Studying at university is very different to secondary school and college. Students see their world changing rapidly. They need to adapt to an exciting new routine, environment and lifestyle.
On this page, we outline what the first few weeks at the University of East London (UEL) will look like and what you can do to help your young person prepare for life at university.
The first step to becoming part of our vibrant, diverse and welcoming student community is to complete the pre-arrival checklist including enrolment essentials, applying for on-campus accommodation and getting ready for Welcome Week.
We also offer a Kickstarter Programme to equip students with key university skills before they start their academic year.
Their first week
This is where the fun begins! The first week is Welcome Week (although international students have an extra International Orientation week before this).
Welcome Week ensures students are set up for success at UEL and provides opportunities to meet new people and try new things. During Welcome Week they will:
- Set up their UEL student account, complete enrolment and attend their course induction sessions.
- Be able to take part in games, learn about the sports clubs and societies at UEL and attend engaging and informative events.
Their second week
Welcome Week will ensure that your young person is settled and ready to hit the ground running at university.
Teaching will start in their second week, and they should be clear on their timetable and when and where they need to be.
Support will be there when they need it, but students will need to take ownership of their own learning experience.
Top tips for students leaving home
- Plan ahead: It’s good to plan your departure together. Will they need a lift to campus or a helping hand packing their things? What time do they need to arrive to collect their keys? These are good things to run through before day one.
- Give them space: It's normal for young adults to want to be more independent at this point. They are exciting and a bit nervous about moving into a new environment and will want to do things their way as they are keen to make friends. Please do give advice and offer help, but let them decide how much support they want or need.
- Meal prep: If you’re able to do so, it can be useful to pack some food or take them food shopping for the first week. It’s also useful to take them shopping with you and talk to them about planning meals before they start university.
- Teach the essentials: It’s a great idea to teach your young person about how to do washing, especially separating whites and colours, the basics of cooking and eating a balanced diet.
- Registering with a GP: They’ll need to register with a GP close to their university. The health centre attached to their university will usually be the most convenient, and the doctors there will be experienced in student health.
Top tips for students staying at home
- Things will change: Your young person will have a new routine, new goals and new ambitions. They will need good time management skills to make sure they are on time for timetabled lectures, seminars and fun social gatherings.
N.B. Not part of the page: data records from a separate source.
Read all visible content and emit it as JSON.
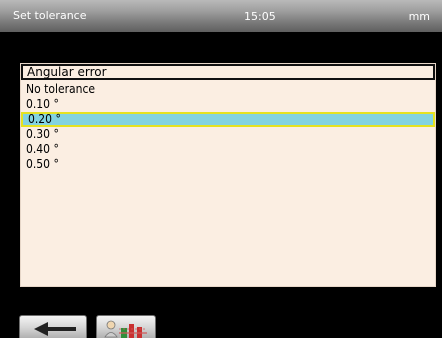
{
  "status_bar": {
    "title": "Set tolerance",
    "time": "15:05",
    "unit": "mm"
  },
  "panel": {
    "header": "Angular error",
    "options": [
      "No tolerance",
      "0.10 °",
      "0.20 °",
      "0.30 °",
      "0.40 °",
      "0.50 °"
    ],
    "selected_index": 2
  },
  "buttons": {
    "back_icon": "arrow-left-icon",
    "tool_icon": "operator-settings-icon"
  },
  "colors": {
    "panel_bg": "#fbeee2",
    "selection_bg": "#83d3e0",
    "selection_border": "#e6e220"
  }
}
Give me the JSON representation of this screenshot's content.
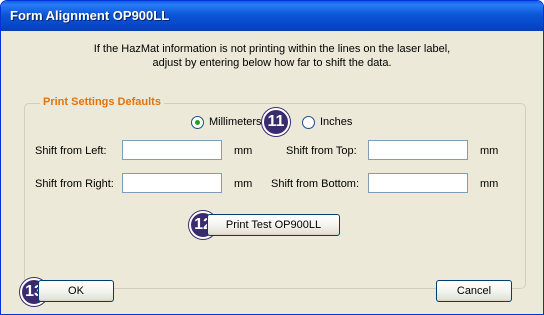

Students will need to be motivated to study the books on their reading list and undertake their own research on module content and will need time and space at home to achieve this.
- Grab every opportunity: University is an experience like no other. From opportunities to take part in new sports and activities to part-time work and exciting placements. It is a good idea to encourage your young person to go out and make like-minded friends – living at home shouldn’t stop them from having the full university life experience, and the soft skills they grow or learn at university will help them prepare for the workplace and a rewarding career.
- Making new friends: It’s important they remember that induction programmes are designed with this in mind, and everyone is in the same boat. Lectures and seminars are a great way to make friends as students will already have similar interests. Joining a sports club is also a fantastic way to make friends and get active.
- Money management: It’s important that your young person stays on top of finances while at university. You can encourage them to work out a weekly or monthly budget. Also, make sure they shop around for their student bank account, as many of them include offers such as free railcards.